What Are Current Good Manufacturing Practices (cGMP)?
Current good manufacturing practices, or cGMP, are essentially the same thing as good manufacturing practices. The additional “c” and “current” are used to remind manufacturers practicing good manufacturing practices to use the latest techniques, technologies, and systems, as cGMP/GMP efforts are dynamic and always evolving in a continuous improvement effort.
Common Issues Involved in cGMP
Below is a list of some of the key principles involved in cGMP:
Maintaining a clean, hygienic manufacturing area
Controlling environmental conditions to prevent cross-contamination
Clearly defining and controlling manufacturing processes
Validating critical processes to ensure consistency and compliance (see our article on HACCP for an example)
Evaluating changes to manufacturing processes

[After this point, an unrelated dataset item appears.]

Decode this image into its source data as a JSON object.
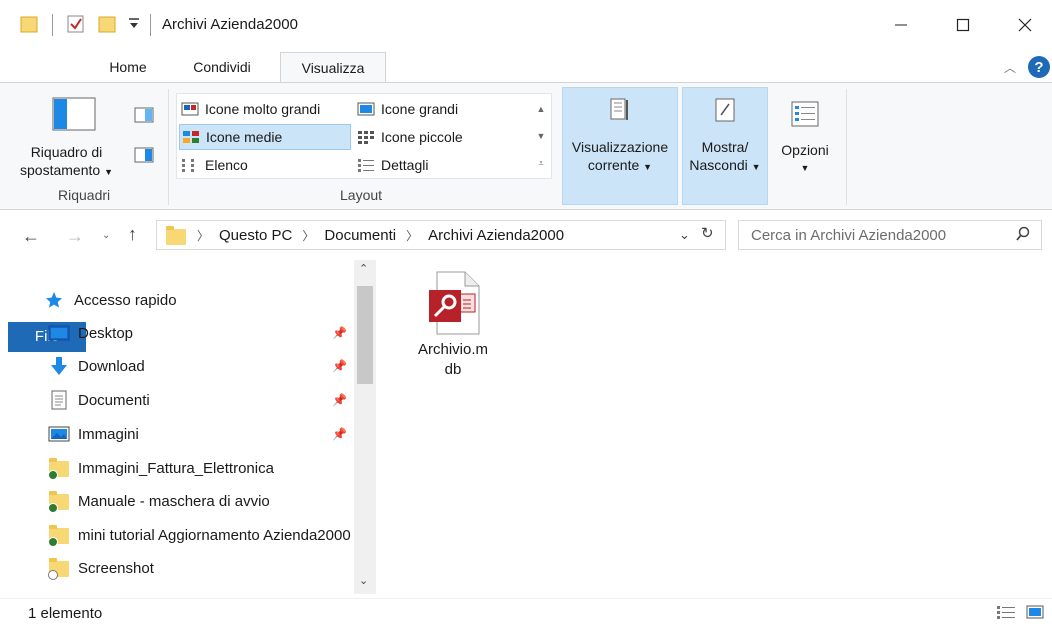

Using instructions and procedures written in clear, easy-to-understand, and unambiguous language
Properly training operators at the manufacturing facility to carry out procedures
Properly recording and documenting that all procedures and instructions were followed during manufacturing processes
Properly recording and documenting that the quality of the manufactured item was as expected
Documenting deviations from quality expectations and investigating them
Maintaining records of manufacturing and distribution that allow the full history of a manufactured batch to be traced
Storing those records of manufacturing in a logical way that’s easy to access
Use of distribution techniques and procedures that reduce the risk to quality of products
Creating a recall system for use, when necessary, to retrieve batches from consumers or supply
Investigating product complains, investigating quality defects, and taking proper measures when products are defective
Industries Affected by cGMP Requirements in the United States
As mentioned earlier, GMP are typically enforced in industries that manufacture goods people eat, drink, ingest, apply, or have inserted into their bodies. This includes food, beverages, dietary supplements, pharmaceuticals, cosmetics, and medical devices.
The FDA Enforces GMP in the United States
In the United States, it’s the Food and Drug Administration (FDA), under Title 21 CFR, that enforces cGMP/good manufacturing practices. The FDA regulations use the phrase “current good manufacturing practices” (CGMP).
It’s worth knowing that US courts may consider a product to have been adulterated even if the manufacturer didn’t violate any specific regulatory requirement in cases when the manufacturer didn’t follow industry standards.
About Greg Fleishman
Greg is Co-Founder & General Partner of early stage venture capital firm, @Good Alpha Industries | Co-Founder/Board Director/ex-CEO @foodstirs Junk-Free Bakery | Founder @purelyrighteous Brands venture studio| Co-Founder @uptogoodenergy | Co-Founder @eatunion | Board Director for Lily's Sweets (exited to Hershey’s Jun 2021), Once Upon a Farm with actress Jennifer Garner, 4th & Heart Ghee, Nuun Hydration (exited to Nestle Jun 2021), Fairseed, Naturally Network - LA & Demeter Biodynamic Farming USA | Partner, Cambridge SPGVC | Venture Partner, Springdale Ventures (Mr. Beast Feastables) | Operating Partner, Whipstitch Capital | Angel/LP Investor | Greg is an Ex-Kashi, Kellogg, Coca-Cola executive and Forbes Top Consumer Catalyst.
About Mike Fata
Mike Fata co-founded Manitoba Harvest Hemp Foods in 1998. After serving as Chairman of the Board and CEO until 2016, he helped guide the 9-figure strategic sale of the company to Tilray in 2019.
Mike is currently Chief Executive Officer of Fata & Associates, an author, a keynote speaker, host of the Founder to Mentor podcast, Global Growth Advisor of Mid-Day Squares, Chairman of the Board of Nuts for Cheese, Lifetime member (Past Chairman) of the Canadian Health Food Association (CHFA), Lifetime member (Past Chairman) of Young Presidents Organization (YPO) and investor/advisor to a portfolio of companies.